 Beggars Bush Barracks in Dublin was evacuated by the British “Auxiliaries” and taken over by Irish troops in 1922, ostensibly subject to Dail Eireann’s Minister for Defence, Risteard O Maolcatha,  and Sean Lemass was one of those troops. When he found out he was being paid from funds not voted by Dail Eireann but by the “Provisional Government,” he severed links with Beggars Bush and  resumed his unpaid IRA membership.
 President Higgins has suggested that we take a good honest look at our history, I’m doing my best, like the pianist in the mining town in Montana remarked upon by Oscar Wilde. I trust you will forgive this digression, or, if you prefer, divarsion.
Montana. I’m told, has the highest proportion of people of Irish descent of any State in the American Union, and the commonest name in Butte is O’Sullivan. As the mines there, like those in Arigna, are copper-bearing, they were developed and worked by men from that area of West Cork. Not many miles from Clonakilty and Sam’s Cross, or for that matter, Beal na Blath.
Michael Collins and Tom Hales, who commanded the unit who shot him, and Sean Hales  were all doing their best for Ireland. Those with generous dispositions will give them that recognition and their thanks.

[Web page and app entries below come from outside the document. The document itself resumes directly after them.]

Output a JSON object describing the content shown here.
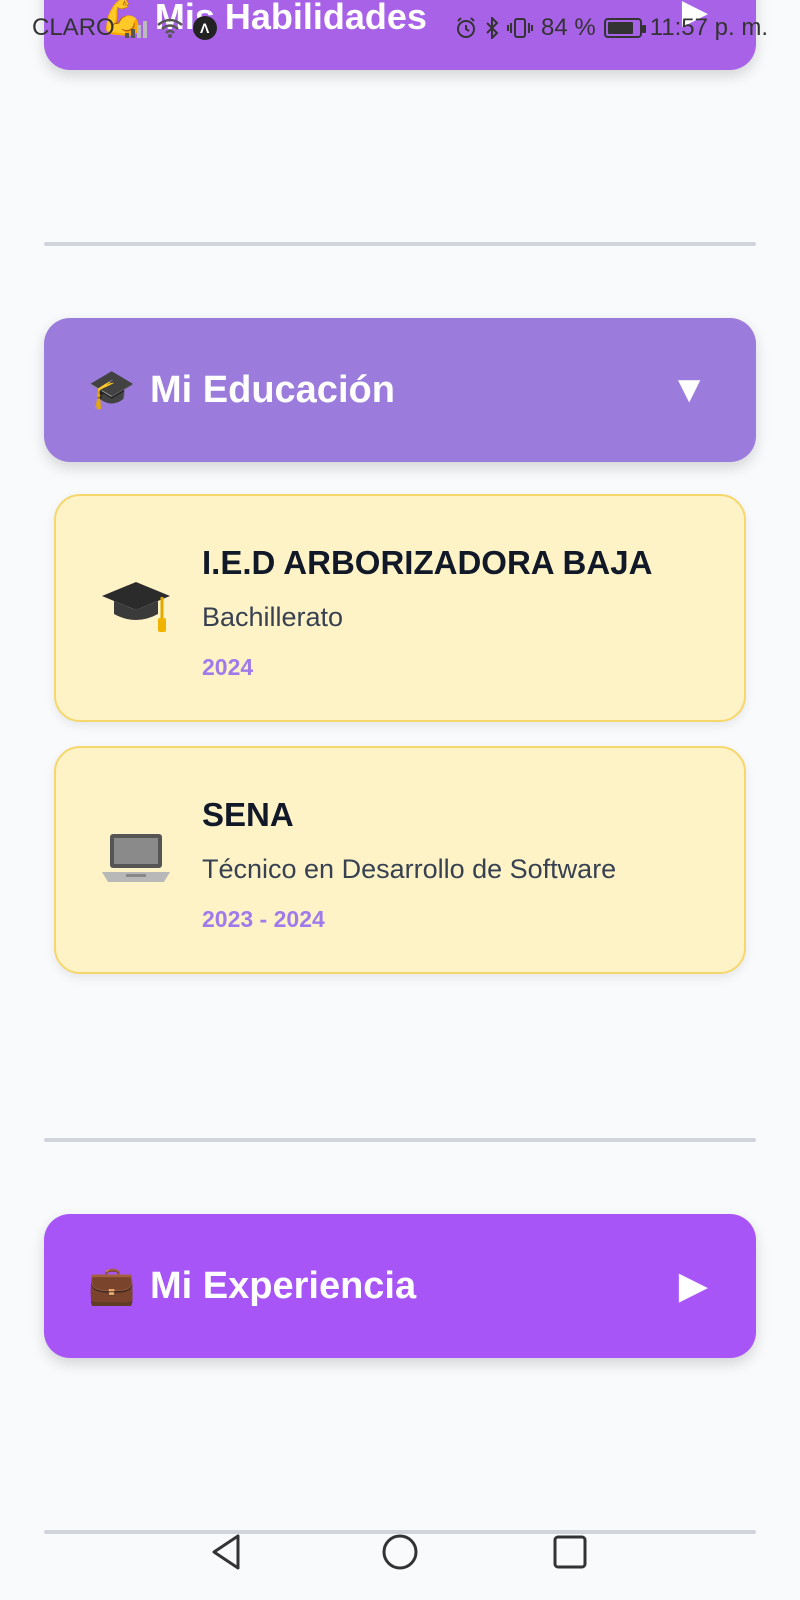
{
  "status_bar": {
    "carrier": "CLARO",
    "battery": "84 %",
    "time": "11:57 p. m."
  },
  "sections": {
    "skills": {
      "emoji": "💪",
      "label": "Mis Habilidades",
      "arrow": "▶",
      "color": "#a862e8"
    },
    "education": {
      "emoji": "🎓",
      "label": "Mi Educación",
      "arrow": "▼",
      "color": "#9b7bdc"
    },
    "experience": {
      "emoji": "💼",
      "label": "Mi Experiencia",
      "arrow": "▶",
      "color": "#a855f7"
    }
  },
  "education_items": [
    {
      "icon": "graduation-cap-icon",
      "title": "I.E.D ARBORIZADORA BAJA",
      "subtitle": "Bachillerato",
      "years": "2024"
    },
    {
      "icon": "laptop-icon",
      "title": "SENA",
      "subtitle": "Técnico en Desarrollo de Software",
      "years": "2023 - 2024"
    }
  ],
  "navigation": {
    "back": "back-icon",
    "home": "home-icon",
    "recents": "recents-icon"
  },
  "colors": {
    "card_bg": "#fef3c7",
    "card_border": "#f5d76e",
    "year_text": "#9f7aea",
    "page_bg": "#f8fafc"
  }
}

  1. fiosrach August 29, 2016 at 3:55 pm #

    Involvement of the IRB in Irish history is intriguing. Nobody knows who they were, what they done and when they disbanded – if ever.

  2. donal kennedy August 30, 2016 at 7:35 am #

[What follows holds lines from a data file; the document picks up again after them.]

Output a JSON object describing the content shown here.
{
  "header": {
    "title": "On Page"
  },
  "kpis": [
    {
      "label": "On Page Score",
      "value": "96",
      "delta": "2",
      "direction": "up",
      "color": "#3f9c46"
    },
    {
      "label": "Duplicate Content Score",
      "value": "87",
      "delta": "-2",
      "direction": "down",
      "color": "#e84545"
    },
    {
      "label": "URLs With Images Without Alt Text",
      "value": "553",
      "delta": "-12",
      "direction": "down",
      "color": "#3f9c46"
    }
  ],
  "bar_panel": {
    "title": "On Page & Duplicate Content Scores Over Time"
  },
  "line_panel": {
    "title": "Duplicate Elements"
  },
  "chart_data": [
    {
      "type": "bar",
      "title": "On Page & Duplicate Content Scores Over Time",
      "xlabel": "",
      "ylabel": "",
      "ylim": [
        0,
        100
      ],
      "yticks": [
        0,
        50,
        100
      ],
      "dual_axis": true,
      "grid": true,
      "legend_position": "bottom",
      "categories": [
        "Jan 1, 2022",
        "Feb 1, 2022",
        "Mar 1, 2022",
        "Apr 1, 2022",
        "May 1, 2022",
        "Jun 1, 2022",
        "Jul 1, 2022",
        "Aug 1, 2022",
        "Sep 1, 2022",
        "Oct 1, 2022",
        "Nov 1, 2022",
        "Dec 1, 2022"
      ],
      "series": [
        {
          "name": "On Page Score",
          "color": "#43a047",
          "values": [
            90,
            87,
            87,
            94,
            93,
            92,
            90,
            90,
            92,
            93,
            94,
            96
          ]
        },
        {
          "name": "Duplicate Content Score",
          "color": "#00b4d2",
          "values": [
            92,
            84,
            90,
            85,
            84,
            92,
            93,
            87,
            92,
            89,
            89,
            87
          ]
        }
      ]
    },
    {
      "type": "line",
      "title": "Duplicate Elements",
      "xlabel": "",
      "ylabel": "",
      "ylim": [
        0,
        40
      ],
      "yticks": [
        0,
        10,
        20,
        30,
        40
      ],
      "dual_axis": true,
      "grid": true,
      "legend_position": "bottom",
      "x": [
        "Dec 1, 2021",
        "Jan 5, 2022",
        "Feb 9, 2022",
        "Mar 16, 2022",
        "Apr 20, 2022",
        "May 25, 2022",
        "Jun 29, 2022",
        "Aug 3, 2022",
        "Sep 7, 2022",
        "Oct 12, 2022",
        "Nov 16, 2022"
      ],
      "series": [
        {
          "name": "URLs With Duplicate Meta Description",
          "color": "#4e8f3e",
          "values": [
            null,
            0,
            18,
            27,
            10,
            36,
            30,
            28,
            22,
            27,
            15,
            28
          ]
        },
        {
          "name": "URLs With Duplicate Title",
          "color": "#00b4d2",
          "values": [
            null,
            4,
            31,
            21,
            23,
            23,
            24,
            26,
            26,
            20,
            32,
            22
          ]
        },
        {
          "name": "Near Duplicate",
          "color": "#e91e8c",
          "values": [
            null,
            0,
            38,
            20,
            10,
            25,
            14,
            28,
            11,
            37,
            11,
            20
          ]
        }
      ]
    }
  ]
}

    “Each man in his time plays many parts.”

    Sean Lemass played alongside Jimmy O’Dea his old classmate at O’Connell Schoools,
    (also from Capel St) in a drama by another local boy (from Dorset St) in an amateur
    production by “The Kilronan Players” in 1920.
    The play was not by Sean O’Casey, but by another Dorset Street Boy, Richard B. Sheridan.

    It was called “The Rivals” and Lemass played “Sir Lucius O’Trigger.”

    Make of that what you will!

  3. John Patton August 30, 2016 at 1:32 pm #

    I agree with you , Donal; those who sneer at ‘The Quiet Man’, know little of Ireland’s people and less about the direction of dramatic forces.

  4. ranaghan August 30, 2016 at 3:55 pm #

    Arigna mines in West Cork? Isn’t Bushmills around there also?